By JEFFARAH GIBSON
Tribune Features Writer
IN an effort to raise awareness of cancer and sickle cell disease in children, the Cancer Society of the Bahamas is joining forces with 100 Jamz to host a special fun-filled day for young adults and kids battling these illnesses.
The event, that is intended to be “memorable and exceptionally fun”, will feature a DJ workshop and an educational session at Radio House on Shirley Street on this Saturday beginning at 12noon.
Children who are part of the Freedom Kids programme will participate in arts and crafts activities as well as get an opportunity to learn and exercise their disc jockey skills.
“We wanted to do something special that would be fun for the kids and bring awareness. There will be about 12 children with their parents. They will also be doing arts and crafts and have lunch in our lobby,” said radio personality J J McKenzie.
“Xtra Large, DJ Tank, DJ Fines and Xcitement – who’s coming off vacation to help out – have volunteered to host the DJ workshop. We will break the kids up into groups. While one group is doing the DJ workshop, the other groups will be doing arts and crafts.”
Entertainers like Bahamian Tre, Fadda Fredand Spicy Dee will also be in on hand to make sure the event is as fun as possible for the kids.
“It is important that we use this as an opportunity to bring awareness about childhood cancer in the Bahamas. But our main focus is to make this a memorable and exceptionally fun day for them,” said Ms McKenzie.
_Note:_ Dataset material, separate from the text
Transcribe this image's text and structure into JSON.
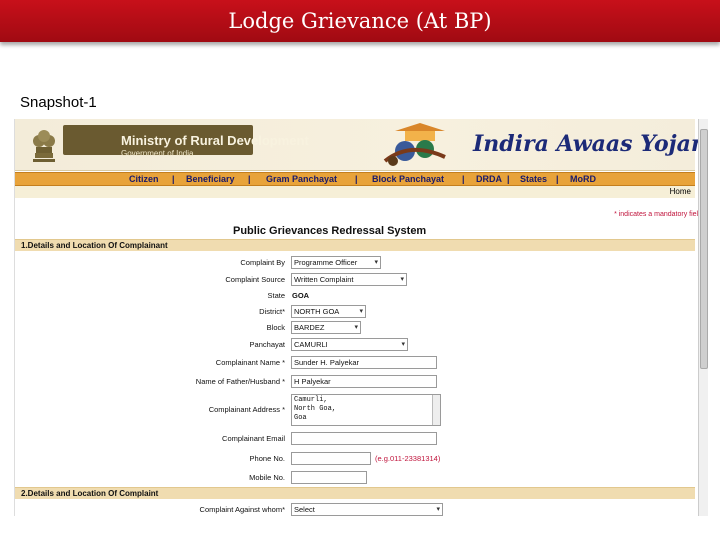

Freedom Kids is a social, support and education programme for kids with cancer or sickle cell disease under the Cancer Society of the Bahamas and sponsored by Lyford Cay Foundation.
Melissa Major, the programme’s coordinator, told Tribune Health that the aim of Freedom Kids is to provide ongoing and practical hands-on support for the children while offering support to their parents at the same time.
“Every year the Cancer Society hosts a Christmas party for the kids and this event is an extension of that. We thought it necessary to do it,” said Ms Major.
“We have a register of over 100 kids in the programme and on any given time we can have between 12 to 30 kids that come out on a monthly basis along with their parents.
“But the workshop in conjunction with 100 Jamz is kind of two-fold. We allow the kids to come here and be kids...With them having ongoing hospital visits, and always being told that they should not eat this or that, or being told that they cannot do certain things, we just wanted them to get together and have fun,” she told Tribune Health.
And the fun day also has another purpose.
“We also take the opportunity to educate them on healthy lifestyle choices, the importance of physical activity and we talk to their parents about medical management and what it is to have a child with a long-term illness. There is also a counselling and support initiative that we provide for parents as well,” said Ms Major.
For more information or to donate to the programme, contact the Cancer Society of the Bahamas at 323-4441.